Once you are done with inoculation, quickly wrap the rice into one huge bundle. Wrap it in a cloth that is clean and not too thick. If the cloth is too thick, it would take away the moisture from the rice. If too wet, it might encourage bacteria to grow before koji-kin germinates. This you will have to experiment several times until you find the best match of your cloth and rice you are working with.

Ball of rice
Remember your koji making may not work out easiest from the beginning, but it’s all for you and koji to introduce each other. Enjoy the introduction, and keep notes of what you have tried. After you wrap your rice in a cloth, insert your thermometer prob into the centre of rice. The thermometer with a long cable comes handy, so you can monitor the temperature of koji without opening the wrap each time you wonder. Finally, wrap it with a plastic bag to ensure the minimum amount of moisture until koji-kin germinates on rice. The moisture is the key at the beginning of koji making, so keep it moist (but not wet) and warm, be around and make sure your rice stays around your body temperature in next 12 hours.
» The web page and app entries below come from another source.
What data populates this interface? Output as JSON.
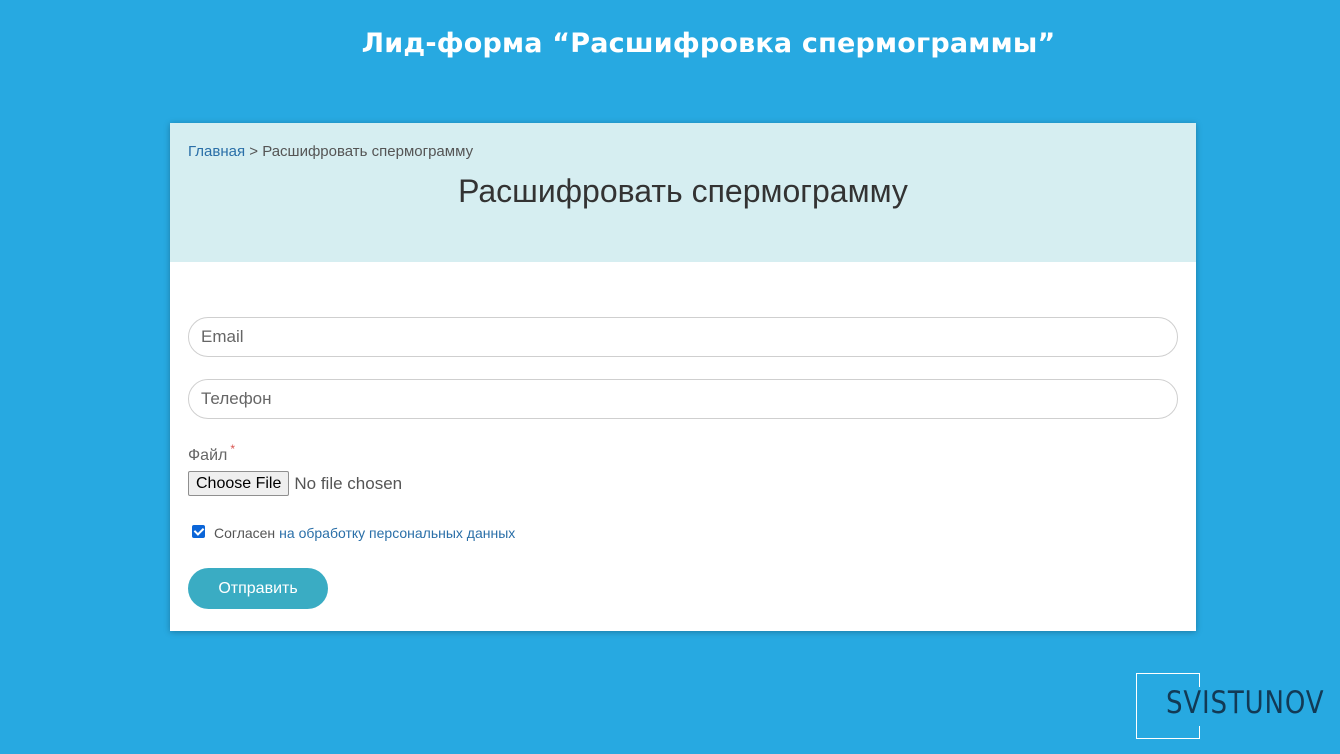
{
  "slide": {
    "title": "Лид-форма “Расшифровка спермограммы”"
  },
  "breadcrumb": {
    "home_label": "Главная",
    "separator": ">",
    "current_label": "Расшифровать спермограмму"
  },
  "page": {
    "title": "Расшифровать спермограмму"
  },
  "form": {
    "email_placeholder": "Email",
    "phone_placeholder": "Телефон",
    "file_label": "Файл",
    "required_mark": "*",
    "file_button_label": "Choose File",
    "file_status": "No file chosen",
    "consent_checked": true,
    "consent_text": "Согласен",
    "consent_link_text": "на обработку персональных данных",
    "submit_label": "Отправить"
  },
  "logo": {
    "text": "SVISTUNOV"
  },
  "colors": {
    "background": "#27a9e1",
    "header_bg": "#d6eef1",
    "link": "#2a6fa8",
    "submit_bg": "#3aacc3",
    "checkbox": "#0b65d8",
    "logo_text": "#123a55"
  }
}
This is the moment your incubation starts. Check our clock and monitor the progress by hour count. This step to wrap your rice and start incubation is called “tsutsumikomi” or “hikikomi”, depending on the volume. Refer to the previous article for the desirable condition of incubation box to set up your own muro.

Rice touched by hands
Malica Ferments | + posts

Marika Groen is the head of Malica Ferments, an online platform dedicated to fermented products. As a Kojiologist, traveler, brewer, photographer, and writer, she published the book "Cosy Koji" in 2021, offering insights into the art of Koji making based on her worldwide lectures and experiences.